- 팽이버섯 paengi beoseot ( 2 ounces enoki mushrooms)
- 1/2 cup clotted ox(beef)blood
To put it all together, follow these steps:
Place spine bones in a large cooking pot and cover with cold water. Let these soak for two hours, rinse, and drain.
Cover the bones with fresh water and bring to a boil over high heat. Boil for about five minutes, remove from heat, and discard boiled water. Rinse bones in cold water and drain.
Rub the bones with the doenjang paste and let sit for ten minutes. While the bones are sitting, perform the following: cut onions in quarters, peel and slice ginger into two or three pieces, cut garlic cloves in half from top to bottom, and slice the white section of the green onion in half from top to bottom.
Place spine bones in large pot and cover with beef broth. Bring to a slow boil, then reduce heat to a simmer. Now add the prepared vegetables.
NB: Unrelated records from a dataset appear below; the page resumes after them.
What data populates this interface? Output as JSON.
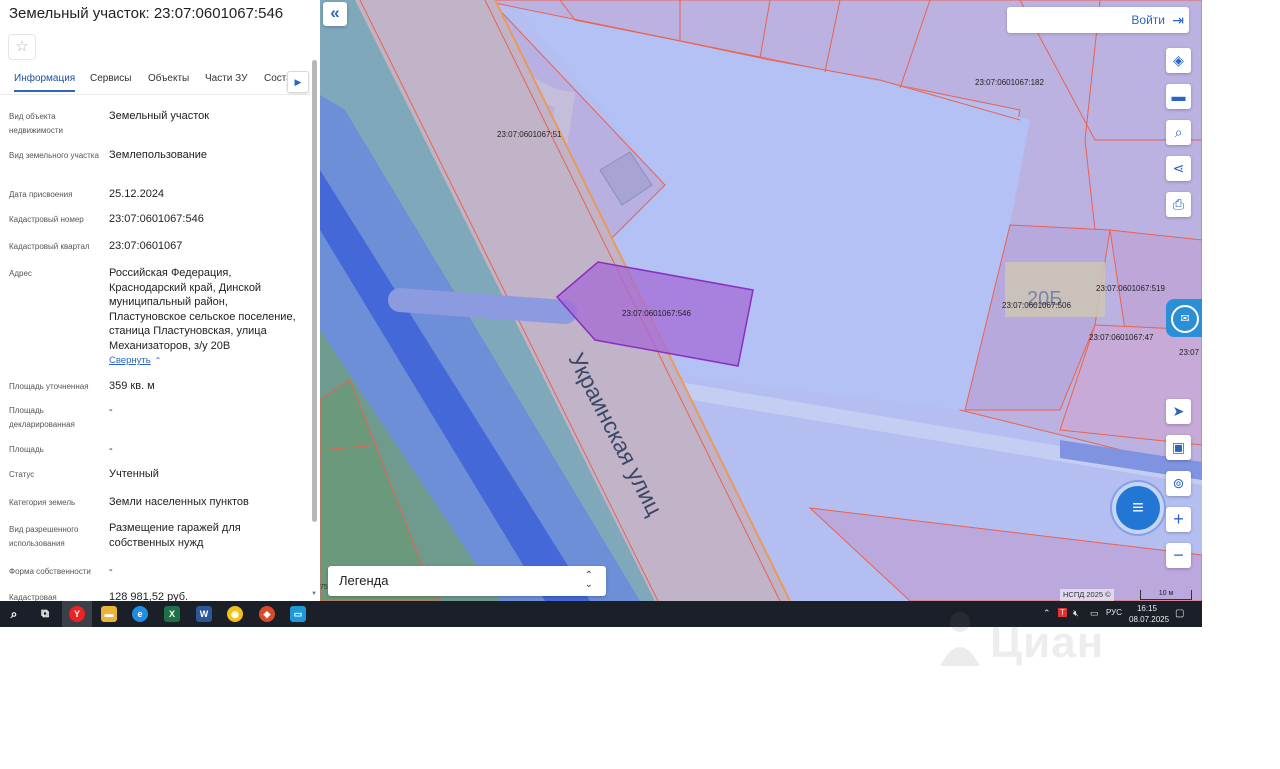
{
  "panel": {
    "title": "Земельный участок: 23:07:0601067:546",
    "tabs": [
      "Информация",
      "Сервисы",
      "Объекты",
      "Части ЗУ",
      "Соста"
    ],
    "tab_next_icon": "chevron-right-icon",
    "fields": [
      {
        "label": "Вид объекта недвижимости",
        "value": "Земельный участок"
      },
      {
        "label": "Вид земельного участка",
        "value": "Землепользование"
      },
      {
        "label": "Дата присвоения",
        "value": "25.12.2024"
      },
      {
        "label": "Кадастровый номер",
        "value": "23:07:0601067:546"
      },
      {
        "label": "Кадастровый квартал",
        "value": "23:07:0601067"
      },
      {
        "label": "Адрес",
        "value": "Российская Федерация, Краснодарский край, Динской муниципальный район, Пластуновское сельское поселение, станица Пластуновская, улица Механизаторов, з/у 20В"
      },
      {
        "label": "Площадь уточненная",
        "value": "359 кв. м"
      },
      {
        "label": "Площадь декларированная",
        "value": "-"
      },
      {
        "label": "Площадь",
        "value": "-"
      },
      {
        "label": "Статус",
        "value": "Учтенный"
      },
      {
        "label": "Категория земель",
        "value": "Земли населенных пунктов"
      },
      {
        "label": "Вид разрешенного использования",
        "value": "Размещение гаражей для собственных нужд"
      },
      {
        "label": "Форма собственности",
        "value": "-"
      },
      {
        "label": "Кадастровая",
        "value": "128 981,52 руб."
      }
    ],
    "collapse_label": "Свернуть"
  },
  "map": {
    "login_label": "Войти",
    "parcel_labels": {
      "p182": "23:07:0601067:182",
      "p51": "23:07:0601067:51",
      "p546": "23:07:0601067:546",
      "p519": "23:07:0601067:519",
      "p506": "23:07:0601067:506",
      "p47": "23:07:0601067:47",
      "p23edge": "23:07"
    },
    "street_label": "Украинская улиц",
    "building_number": "20Б",
    "legend_label": "Легенда",
    "attribution": "НСПД 2025 ©",
    "scale_label": "10 м",
    "edge_coord": "75",
    "selected_color": "#a46ad6",
    "tools": [
      "layers-icon",
      "ruler-icon",
      "area-search-icon",
      "share-icon",
      "print-icon",
      "locate-icon",
      "minimap-icon",
      "pin-icon",
      "zoom-in-icon",
      "zoom-out-icon"
    ]
  },
  "taskbar": {
    "tray_lang": "РУС",
    "time": "16:15",
    "date": "08.07.2025"
  },
  "watermark": {
    "text": "Циан"
  }
}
Let simmer for two hours, adding water as needed to maintain 3/4 the original liquid volume. Carefully remove the bones from broth, then strain the broth into a second cooking pot. Discard vegetable solids strained from the broth.
Soak dried gosari for about 30 minutes to one hour in cold water, then rinse and drain. Cut Korean White Radish in slices about 1/2 inch thick (for thicker radish, cut in half or quarters from top to bottom first). Rinse Napa (Chinese) cabbage well in cold water. Cut into strips about 3/4 of an inch wide by 2 inches long. Slice garlic in half or thirds from top to bottom. Slice the chili peppers on a diagonal. Cut Neutari beoseot (oyster mushrooms) into bite sized pieces. Add the Pyogo beoseot (shiitake mushrooms). If they are died, rinse them well and let them reconstitute in beef broth. Cut the mushrooms in half. Also cut the bean sprouts in half. You can now add the ox-blood if desired. Place blood, water, and salt in a mixing bowl and mix well.
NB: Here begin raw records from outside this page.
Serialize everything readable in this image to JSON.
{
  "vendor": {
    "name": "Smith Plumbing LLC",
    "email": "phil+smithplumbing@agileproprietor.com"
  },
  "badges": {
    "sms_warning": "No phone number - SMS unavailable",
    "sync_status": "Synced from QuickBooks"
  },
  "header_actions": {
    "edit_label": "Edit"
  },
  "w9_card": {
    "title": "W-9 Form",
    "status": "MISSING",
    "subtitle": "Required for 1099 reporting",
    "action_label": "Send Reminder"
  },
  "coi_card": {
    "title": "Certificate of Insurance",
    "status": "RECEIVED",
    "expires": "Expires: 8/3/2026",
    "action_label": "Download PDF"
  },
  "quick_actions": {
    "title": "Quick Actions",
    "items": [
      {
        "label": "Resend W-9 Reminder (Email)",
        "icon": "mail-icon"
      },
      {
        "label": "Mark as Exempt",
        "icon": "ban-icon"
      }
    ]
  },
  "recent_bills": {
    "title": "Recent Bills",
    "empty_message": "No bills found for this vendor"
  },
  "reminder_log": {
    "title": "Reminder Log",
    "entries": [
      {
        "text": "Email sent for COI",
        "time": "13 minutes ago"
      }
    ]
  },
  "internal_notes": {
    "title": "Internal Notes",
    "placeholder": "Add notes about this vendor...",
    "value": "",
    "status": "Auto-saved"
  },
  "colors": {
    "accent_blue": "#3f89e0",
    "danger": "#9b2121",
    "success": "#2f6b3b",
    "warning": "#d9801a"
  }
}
Place spine bones back into cooking pot, add strained broth, (and optional blood mix) and bring to a medium boil. Add sliced radish and gosari, cook for three to five minutes. Add remaining ingredients and cook another five minutes. Reduce heat to low.
Finally, separate paengi beoseot (enoki mushrooms) into small bunches (one bunch per serving bowl). Cut the green onions into 1.5 inch lengths. Place some of the spine bones in each serving bowl. With a slotted spoon, place cooked vegetables in each serving, over the bones. Top with green onions and paengi. Ladle simmering broth over the meat and vegetables in each bowl.
According to the recipe, this dish (without rice or sides), clocks in at an amazing 802 calories per serving. I’m sure that making this on the morning of a hangover isn’t what one really wants to do, but your loved ones may thank you for it if a local restaurant doesn’t have it on its menu. I personally enjoy the meal at any time of day.